Consider the relation $4x^2 - y^2 = -2$

(a) Use implicit differentiation to calculate $dy/dx$ and find all critical points of the curve.

(b) Calculate the second derivative and determine the function's concavity at each critical point.

(c) Graph and clearly label the relation using (a) and (b). What type of curve is described by the relation?

So this seems like an easy question but there are somethings that confuse me:

I did part (a) getting the derivative as $\large\frac{4x}{y}$ and to find the critical points I guess its just at $x = 0$.

For part (b): the second derivative I calculated to be $(4y^2 - 16x^2)/y^3$ but I don't know how to determine the functions concavity at the critical point cause when I plug in $x = 0$ I still have another variable... so help me with that please...

After doing that I wouldnt mind some help on how to draw the graph :p

For part (a) , a critical is any point where the derivative is 0 or undefined.
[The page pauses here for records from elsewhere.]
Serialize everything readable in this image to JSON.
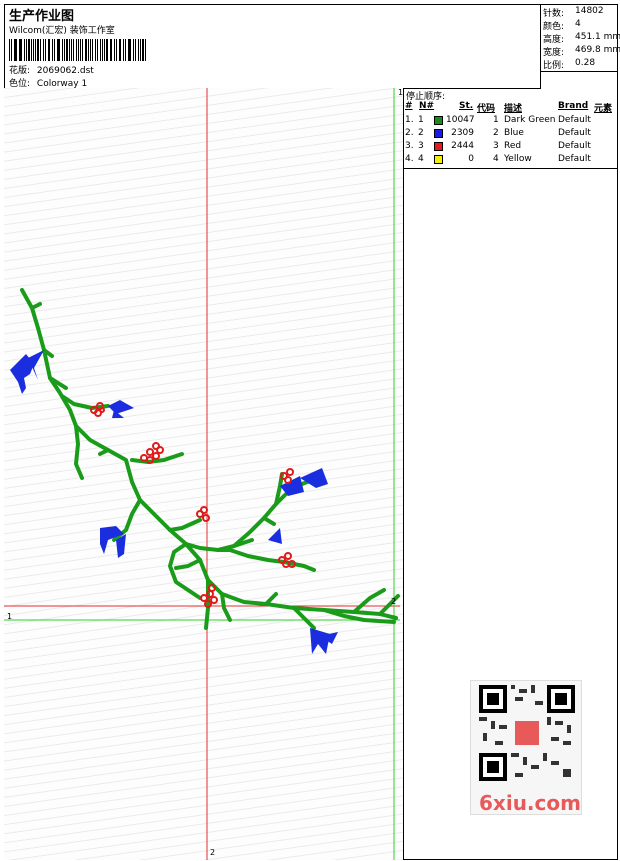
{
  "header": {
    "title": "生产作业图",
    "company": "Wilcom(汇宏) 装饰工作室",
    "file_label": "花版:",
    "file_value": "2069062.dst",
    "colorway_label": "色位:",
    "colorway_value": "Colorway 1"
  },
  "stats": {
    "stitches_label": "针数:",
    "stitches_value": "14802",
    "colors_label": "颜色:",
    "colors_value": "4",
    "height_label": "高度:",
    "height_value": "451.1 mm",
    "width_label": "宽度:",
    "width_value": "469.8 mm",
    "scale_label": "比例:",
    "scale_value": "0.28"
  },
  "stop_sequence": {
    "title": "停止顺序:",
    "headers": {
      "num": "#",
      "n": "N#",
      "st": "St.",
      "code": "代码",
      "desc": "描述",
      "brand": "Brand",
      "element": "元素"
    },
    "rows": [
      {
        "num": "1.",
        "n": "1",
        "color": "#1a8c1a",
        "st": "10047",
        "code": "1",
        "desc": "Dark Green",
        "brand": "Default"
      },
      {
        "num": "2.",
        "n": "2",
        "color": "#1a1ae6",
        "st": "2309",
        "code": "2",
        "desc": "Blue",
        "brand": "Default"
      },
      {
        "num": "3.",
        "n": "3",
        "color": "#e61a1a",
        "st": "2444",
        "code": "3",
        "desc": "Red",
        "brand": "Default"
      },
      {
        "num": "4.",
        "n": "4",
        "color": "#f0f000",
        "st": "0",
        "code": "4",
        "desc": "Yellow",
        "brand": "Default"
      }
    ]
  },
  "guides": {
    "label_1": "1",
    "label_2": "2"
  },
  "watermark": {
    "text": "6xiu.com"
  }
}
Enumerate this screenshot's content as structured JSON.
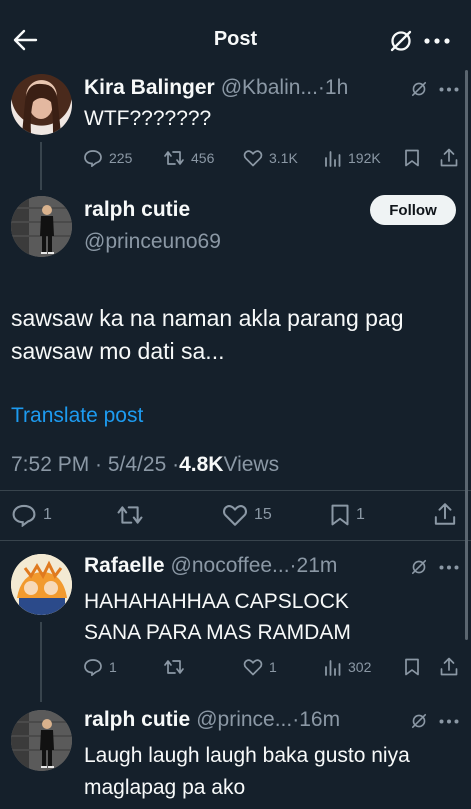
{
  "header": {
    "title": "Post"
  },
  "parent_tweet": {
    "name": "Kira Balinger",
    "handle_time": "@Kbalin...·1h",
    "text": "WTF???????",
    "stats": {
      "replies": "225",
      "reposts": "456",
      "likes": "3.1K",
      "views": "192K"
    }
  },
  "main_tweet": {
    "name": "ralph cutie",
    "handle": "@princeuno69",
    "follow_label": "Follow",
    "text": "sawsaw ka na naman akla parang pag sawsaw mo dati sa...",
    "translate_label": "Translate post",
    "timestamp": "7:52 PM · 5/4/25 · ",
    "views_count": "4.8K",
    "views_label": " Views",
    "stats": {
      "replies": "1",
      "likes": "15",
      "bookmarks": "1"
    }
  },
  "replies": [
    {
      "name": "Rafaelle",
      "handle_time": "@nocoffee...·21m",
      "text": "HAHAHAHHAA CAPSLOCK SANA PARA MAS RAMDAM",
      "stats": {
        "replies": "1",
        "likes": "1",
        "views": "302"
      }
    },
    {
      "name": "ralph cutie",
      "handle_time": "@prince...·16m",
      "text": "Laugh laugh laugh baka gusto niya maglapag pa ako"
    }
  ],
  "colors": {
    "background": "#15202b",
    "muted": "#8b98a5",
    "link": "#1d9bf0",
    "divider": "#38444d"
  },
  "icons": [
    "back-arrow-icon",
    "grok-icon",
    "more-icon",
    "reply-icon",
    "repost-icon",
    "like-icon",
    "views-icon",
    "bookmark-icon",
    "share-icon"
  ]
}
Therefore, y = 0 is also a critical point. However, it doesn't exist because there is no value of x that satisfies that value of y.

$$-4x^2 =2$$ $$x^2 = \frac{-1}{2}$$

Which cannot exist.

When x = 0

$$-y^2 = -2$$ $$y = \sqrt{2}, -\sqrt{2}$$

For part (b) then, $$\frac{4y^2 - 16x^2}{y^3}$$ When $x = 2, y = \sqrt{2}$ $$\frac{4*2 - 0}{2\sqrt{2}}$$ $$\frac{4}{\sqrt{2}}$$ $$2\sqrt{2}$$

When $x = 2, y = -\sqrt{2}$ $$\frac{4*2 - 0}{-2\sqrt{2}}$$ $$\frac{4}{-\sqrt{2}}$$ $$-2\sqrt{2}$$

When drawing the graph, use values of x and y that yield integer values. From (a) and (b), you can guess the concavity at the critical points of the functions, or the point where the slope is 0. However, please note that if the derivative is undefined it yields a vertical tangent line, if it is 0 then it yields a horizontal tangent line or a slope of 0.

• where are you getting -4x^2 = -2 from?? – Panthy Jul 16 '14 at 2:23
• tHat's when you substitute y = 0 into the original equation. It's $-4x^2 = 2$ by the way – Varun Iyer Jul 16 '14 at 2:28
• i am so confused... can we take this to a chat? – Panthy Jul 16 '14 at 2:31

Write $y = y(x)$ to keep track of what is a variable and what is a function. Then use the chain rule. \begin{align} 4x^2 - (y(x))^2 &= -2 \\ 8x - 2y(x)y'(x) &=0 \\ y'(x) &= \frac{4x}{y(x)} \end{align} Notice that in the points such that $y(x) = 0$, the implicit function is not well-defined. Indeed, $y'(x) = 0 \iff x = 0$. For the second derivative, we can take off from where we left, and get $$y''(x) = \frac{4y(x) - 4xy'(x)}{(y(x))^2}$$ by using the quotient rule. The matter here, is that we have two possible points for $x = 0$, $(0, \sqrt{2})$ and $(0,-\sqrt{2})$.

• $y = \sqrt{2}$: we get $y''(0) = 2\sqrt{2} > 0$.

• $y = -\sqrt{2}$: we have $y''(0) = -2\sqrt{2} < 0$.

The calculation was straightforward because $x$ being zero kills half the fraction.

Hint: look at the hyperbola $x^2 - y^2 = 1$. What is different from what you have now? The graphic is rotated? It has a different scale? It is a bit deformed?